Morteza Naderi

Academic rank: Associate Professor
ORCID: https://orcid.org/0000-0002-7578-4159
Education: PhD.
ScopusId:
Faculty: Agriculture and Environment
Address: Arak University
Phone:

Research

Title
Investigating abundance, density and potential threats of Sand cat in the South-Eastern parts of Iran
Type
JournalPaper
Keywords
Abundance, Density, Distance methods, Morphology, Sand cat.
Year
2017
Journal Journal of Wildlife and Biodiversity
DOI
Researchers samira ghafaripour ، Morteza Naderi ، hamid reza rezaei

Abstract

Sand cat is known as a rare species mainly due to the destruction of its habitat. Because of its nocturnal and secretive behavior, dense hair in the soles, and the overall characteristics of its habitat, there is little data about this species, especially in Iran.
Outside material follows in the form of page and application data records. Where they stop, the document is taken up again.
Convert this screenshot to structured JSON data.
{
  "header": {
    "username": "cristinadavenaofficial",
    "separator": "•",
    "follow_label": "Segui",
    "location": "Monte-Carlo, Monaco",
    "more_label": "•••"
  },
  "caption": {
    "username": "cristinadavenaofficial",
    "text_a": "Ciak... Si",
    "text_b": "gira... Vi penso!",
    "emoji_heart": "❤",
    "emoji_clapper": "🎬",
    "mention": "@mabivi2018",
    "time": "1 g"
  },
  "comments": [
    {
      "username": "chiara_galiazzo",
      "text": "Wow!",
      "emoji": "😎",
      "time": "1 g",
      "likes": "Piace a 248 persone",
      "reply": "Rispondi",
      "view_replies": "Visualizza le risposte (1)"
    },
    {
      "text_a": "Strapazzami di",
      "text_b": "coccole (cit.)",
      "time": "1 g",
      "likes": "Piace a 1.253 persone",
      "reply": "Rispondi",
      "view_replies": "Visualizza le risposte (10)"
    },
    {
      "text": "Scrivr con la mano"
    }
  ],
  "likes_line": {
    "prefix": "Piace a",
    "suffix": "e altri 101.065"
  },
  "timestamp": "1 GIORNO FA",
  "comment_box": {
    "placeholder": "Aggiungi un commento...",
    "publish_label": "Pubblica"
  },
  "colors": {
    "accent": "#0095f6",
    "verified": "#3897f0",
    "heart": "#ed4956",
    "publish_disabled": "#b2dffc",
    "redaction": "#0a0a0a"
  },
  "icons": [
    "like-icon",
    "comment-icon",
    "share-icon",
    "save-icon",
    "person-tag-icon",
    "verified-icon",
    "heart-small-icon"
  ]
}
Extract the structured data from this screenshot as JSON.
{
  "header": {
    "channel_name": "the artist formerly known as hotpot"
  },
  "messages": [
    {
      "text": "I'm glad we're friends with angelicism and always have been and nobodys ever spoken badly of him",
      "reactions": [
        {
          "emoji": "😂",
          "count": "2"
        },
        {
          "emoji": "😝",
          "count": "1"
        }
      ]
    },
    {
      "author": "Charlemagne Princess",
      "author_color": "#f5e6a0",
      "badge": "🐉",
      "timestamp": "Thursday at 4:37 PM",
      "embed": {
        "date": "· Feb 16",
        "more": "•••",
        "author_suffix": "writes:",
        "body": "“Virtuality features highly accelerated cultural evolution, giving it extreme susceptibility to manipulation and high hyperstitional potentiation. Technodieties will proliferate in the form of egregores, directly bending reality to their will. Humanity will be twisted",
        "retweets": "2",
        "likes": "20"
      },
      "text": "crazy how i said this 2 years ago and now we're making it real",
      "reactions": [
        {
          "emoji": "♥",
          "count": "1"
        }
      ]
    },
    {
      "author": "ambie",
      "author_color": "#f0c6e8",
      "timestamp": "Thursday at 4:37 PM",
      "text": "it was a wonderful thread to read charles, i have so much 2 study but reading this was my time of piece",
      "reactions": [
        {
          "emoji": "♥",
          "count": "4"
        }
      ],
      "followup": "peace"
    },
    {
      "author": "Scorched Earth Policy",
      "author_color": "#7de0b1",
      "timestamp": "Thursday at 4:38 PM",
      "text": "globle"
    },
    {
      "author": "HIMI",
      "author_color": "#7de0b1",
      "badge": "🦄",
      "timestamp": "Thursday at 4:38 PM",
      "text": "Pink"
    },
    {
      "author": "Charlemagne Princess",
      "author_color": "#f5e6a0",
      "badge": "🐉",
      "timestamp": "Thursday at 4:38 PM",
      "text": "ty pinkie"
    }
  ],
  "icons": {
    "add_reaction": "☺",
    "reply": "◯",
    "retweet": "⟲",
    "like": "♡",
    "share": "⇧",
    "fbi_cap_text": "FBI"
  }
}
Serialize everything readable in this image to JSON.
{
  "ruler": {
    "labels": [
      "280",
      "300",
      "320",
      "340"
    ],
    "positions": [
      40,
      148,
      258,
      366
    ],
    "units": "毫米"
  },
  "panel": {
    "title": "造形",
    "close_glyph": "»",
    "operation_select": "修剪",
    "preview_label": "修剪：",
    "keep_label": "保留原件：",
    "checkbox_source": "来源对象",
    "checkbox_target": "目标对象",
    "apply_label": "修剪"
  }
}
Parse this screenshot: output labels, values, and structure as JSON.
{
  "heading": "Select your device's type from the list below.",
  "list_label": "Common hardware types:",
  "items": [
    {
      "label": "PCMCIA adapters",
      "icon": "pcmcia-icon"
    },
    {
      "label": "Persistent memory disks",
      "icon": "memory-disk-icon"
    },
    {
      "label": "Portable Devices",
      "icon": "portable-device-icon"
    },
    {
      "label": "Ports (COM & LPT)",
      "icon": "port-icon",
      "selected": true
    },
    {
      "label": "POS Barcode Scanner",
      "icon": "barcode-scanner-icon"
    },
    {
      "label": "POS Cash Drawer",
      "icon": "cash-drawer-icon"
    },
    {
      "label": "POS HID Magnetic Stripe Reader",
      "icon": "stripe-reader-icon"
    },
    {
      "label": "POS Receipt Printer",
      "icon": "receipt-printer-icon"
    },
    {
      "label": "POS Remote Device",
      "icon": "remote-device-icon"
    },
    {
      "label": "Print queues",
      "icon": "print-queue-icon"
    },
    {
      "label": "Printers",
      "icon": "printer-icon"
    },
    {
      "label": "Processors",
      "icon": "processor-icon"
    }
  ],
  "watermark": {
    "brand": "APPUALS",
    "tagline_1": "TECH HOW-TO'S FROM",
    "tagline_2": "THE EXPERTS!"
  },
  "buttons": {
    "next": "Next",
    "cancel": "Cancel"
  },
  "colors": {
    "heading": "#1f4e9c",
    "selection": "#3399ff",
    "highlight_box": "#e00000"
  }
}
In this study, like the general method for nocturnal mammalian species, spotlight surveying was used to estimate density and abundance of this species. During the study, 660 km strip transects in Samsoor and 615 km in the habitats located in Chahe-Hashem were traversed randomly. Data analysis was performed using Distance 6.2 which resulted that the density and abundance of sand cat in Samsoor area is 0.163 and 45 (CI: 29-72) respectively. Considering the recorded number of individuals and the length of the traversed transects, it can be inferred that the encounter rate with the species is equal with 0.04 individuals per km. To investigate the effect of the moon status, we planned study design and covered all lunar nights. The results revealed that the highest rate of encounter rate with the species occurred at the initial and final phases of the lunar nights while encounter rate with the species was at the lowest level in two middle weeks of the lunar months (0.052 and 0.02 individuals per km respectively). The increased agricultural activities, grazing livestock including camels and goats, and accompanying dogs are some of the main threatening factors. As a solution, we suggest establishing environmental force guard stations in the region and also employing some local peaoples as wildlife protection guards.